[Provided records]

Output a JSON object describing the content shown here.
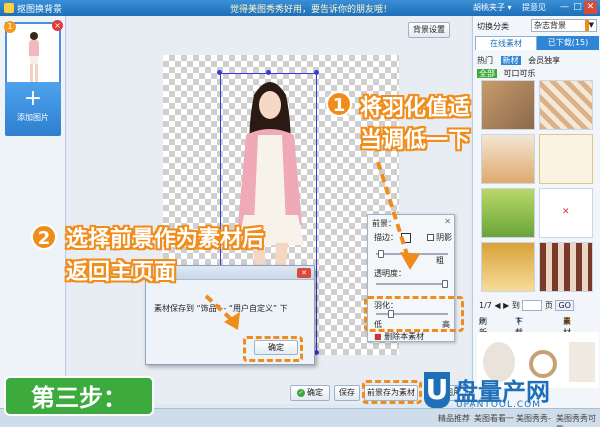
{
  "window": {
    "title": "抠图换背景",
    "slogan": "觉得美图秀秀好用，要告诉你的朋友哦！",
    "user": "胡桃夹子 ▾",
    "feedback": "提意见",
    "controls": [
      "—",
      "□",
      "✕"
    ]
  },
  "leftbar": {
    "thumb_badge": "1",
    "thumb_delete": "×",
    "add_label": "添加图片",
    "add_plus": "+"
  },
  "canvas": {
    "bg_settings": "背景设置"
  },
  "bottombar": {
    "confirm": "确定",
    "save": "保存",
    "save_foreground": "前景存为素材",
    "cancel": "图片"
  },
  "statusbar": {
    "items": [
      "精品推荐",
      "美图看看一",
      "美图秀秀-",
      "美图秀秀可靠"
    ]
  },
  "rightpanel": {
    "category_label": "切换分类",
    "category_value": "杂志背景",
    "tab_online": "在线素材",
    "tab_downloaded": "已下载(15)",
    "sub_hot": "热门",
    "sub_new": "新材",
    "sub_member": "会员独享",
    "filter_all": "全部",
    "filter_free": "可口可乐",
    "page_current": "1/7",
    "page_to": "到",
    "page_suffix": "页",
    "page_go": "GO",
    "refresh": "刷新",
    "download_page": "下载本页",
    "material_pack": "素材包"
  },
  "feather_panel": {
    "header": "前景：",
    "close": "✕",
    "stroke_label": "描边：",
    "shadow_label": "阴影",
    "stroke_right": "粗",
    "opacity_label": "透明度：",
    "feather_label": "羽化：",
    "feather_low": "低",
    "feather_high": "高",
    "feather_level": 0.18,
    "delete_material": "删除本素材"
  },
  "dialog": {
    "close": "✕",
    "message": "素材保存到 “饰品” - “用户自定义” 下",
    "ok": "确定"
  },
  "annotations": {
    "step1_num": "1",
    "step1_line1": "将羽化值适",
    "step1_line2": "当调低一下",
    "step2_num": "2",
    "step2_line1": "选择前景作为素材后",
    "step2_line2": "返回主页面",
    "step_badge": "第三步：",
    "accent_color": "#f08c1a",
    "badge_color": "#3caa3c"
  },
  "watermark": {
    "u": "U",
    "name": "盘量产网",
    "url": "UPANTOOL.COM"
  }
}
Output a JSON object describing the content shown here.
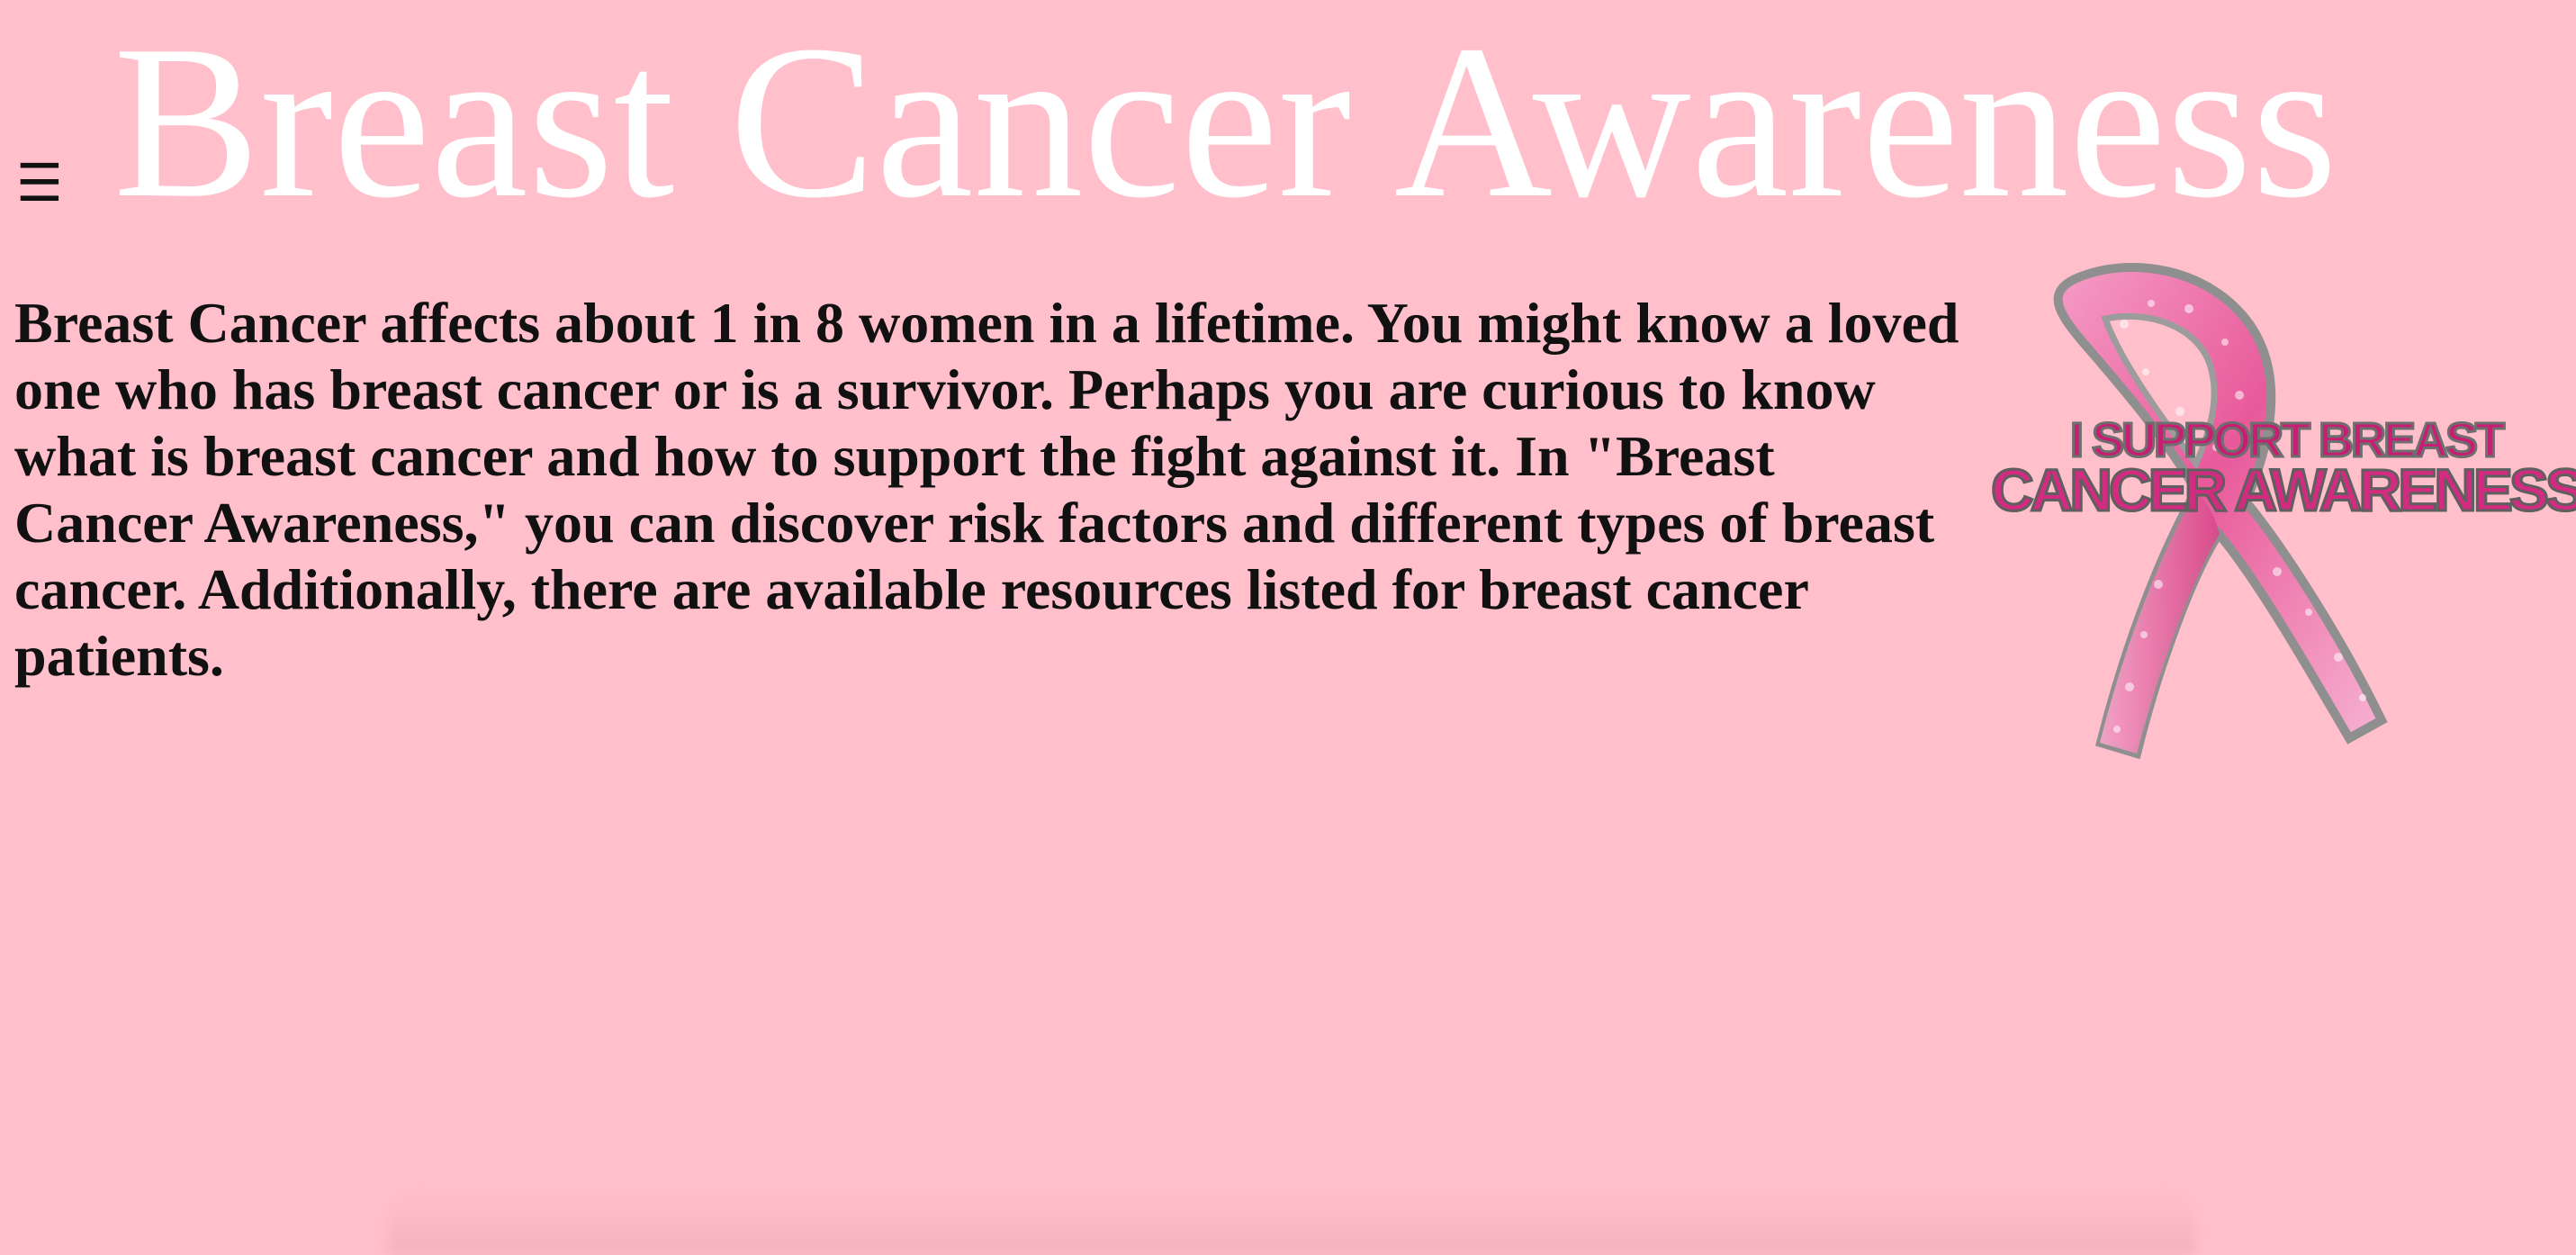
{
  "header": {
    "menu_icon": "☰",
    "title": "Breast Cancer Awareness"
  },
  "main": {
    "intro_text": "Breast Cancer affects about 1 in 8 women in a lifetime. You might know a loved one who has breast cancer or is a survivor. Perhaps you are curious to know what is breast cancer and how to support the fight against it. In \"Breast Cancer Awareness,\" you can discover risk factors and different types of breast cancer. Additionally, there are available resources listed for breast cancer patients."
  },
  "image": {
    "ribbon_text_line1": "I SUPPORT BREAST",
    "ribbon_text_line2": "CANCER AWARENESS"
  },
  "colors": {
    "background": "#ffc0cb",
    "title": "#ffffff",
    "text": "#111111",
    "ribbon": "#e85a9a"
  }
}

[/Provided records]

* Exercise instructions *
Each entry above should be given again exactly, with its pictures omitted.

* Exercise solution *
Output a JSON object describing the content shown here.
{
  "window": {
    "title": "抠图换背景",
    "slogan": "觉得美图秀秀好用，要告诉你的朋友哦！",
    "user": "胡桃夹子 ▾",
    "feedback": "提意见",
    "controls": [
      "—",
      "□",
      "✕"
    ]
  },
  "leftbar": {
    "thumb_badge": "1",
    "thumb_delete": "×",
    "add_label": "添加图片",
    "add_plus": "+"
  },
  "canvas": {
    "bg_settings": "背景设置"
  },
  "bottombar": {
    "confirm": "确定",
    "save": "保存",
    "save_foreground": "前景存为素材",
    "cancel": "图片"
  },
  "statusbar": {
    "items": [
      "精品推荐",
      "美图看看一",
      "美图秀秀-",
      "美图秀秀可靠"
    ]
  },
  "rightpanel": {
    "category_label": "切换分类",
    "category_value": "杂志背景",
    "tab_online": "在线素材",
    "tab_downloaded": "已下载(15)",
    "sub_hot": "热门",
    "sub_new": "新材",
    "sub_member": "会员独享",
    "filter_all": "全部",
    "filter_free": "可口可乐",
    "page_current": "1/7",
    "page_to": "到",
    "page_suffix": "页",
    "page_go": "GO",
    "refresh": "刷新",
    "download_page": "下载本页",
    "material_pack": "素材包"
  },
  "feather_panel": {
    "header": "前景：",
    "close": "✕",
    "stroke_label": "描边：",
    "shadow_label": "阴影",
    "stroke_right": "粗",
    "opacity_label": "透明度：",
    "feather_label": "羽化：",
    "feather_low": "低",
    "feather_high": "高",
    "feather_level": 0.18,
    "delete_material": "删除本素材"
  },
  "dialog": {
    "close": "✕",
    "message": "素材保存到 “饰品” - “用户自定义” 下",
    "ok": "确定"
  },
  "annotations": {
    "step1_num": "1",
    "step1_line1": "将羽化值适",
    "step1_line2": "当调低一下",
    "step2_num": "2",
    "step2_line1": "选择前景作为素材后",
    "step2_line2": "返回主页面",
    "step_badge": "第三步：",
    "accent_color": "#f08c1a",
    "badge_color": "#3caa3c"
  },
  "watermark": {
    "u": "U",
    "name": "盘量产网",
    "url": "UPANTOOL.COM"
  }
}
Output a JSON object describing the content shown here.
{
  "header": {
    "menu_icon": "☰",
    "title": "Breast Cancer Awareness"
  },
  "main": {
    "intro_text": "Breast Cancer affects about 1 in 8 women in a lifetime. You might know a loved one who has breast cancer or is a survivor. Perhaps you are curious to know what is breast cancer and how to support the fight against it. In \"Breast Cancer Awareness,\" you can discover risk factors and different types of breast cancer. Additionally, there are available resources listed for breast cancer patients."
  },
  "image": {
    "ribbon_text_line1": "I SUPPORT BREAST",
    "ribbon_text_line2": "CANCER AWARENESS"
  },
  "colors": {
    "background": "#ffc0cb",
    "title": "#ffffff",
    "text": "#111111",
    "ribbon": "#e85a9a"
  }
}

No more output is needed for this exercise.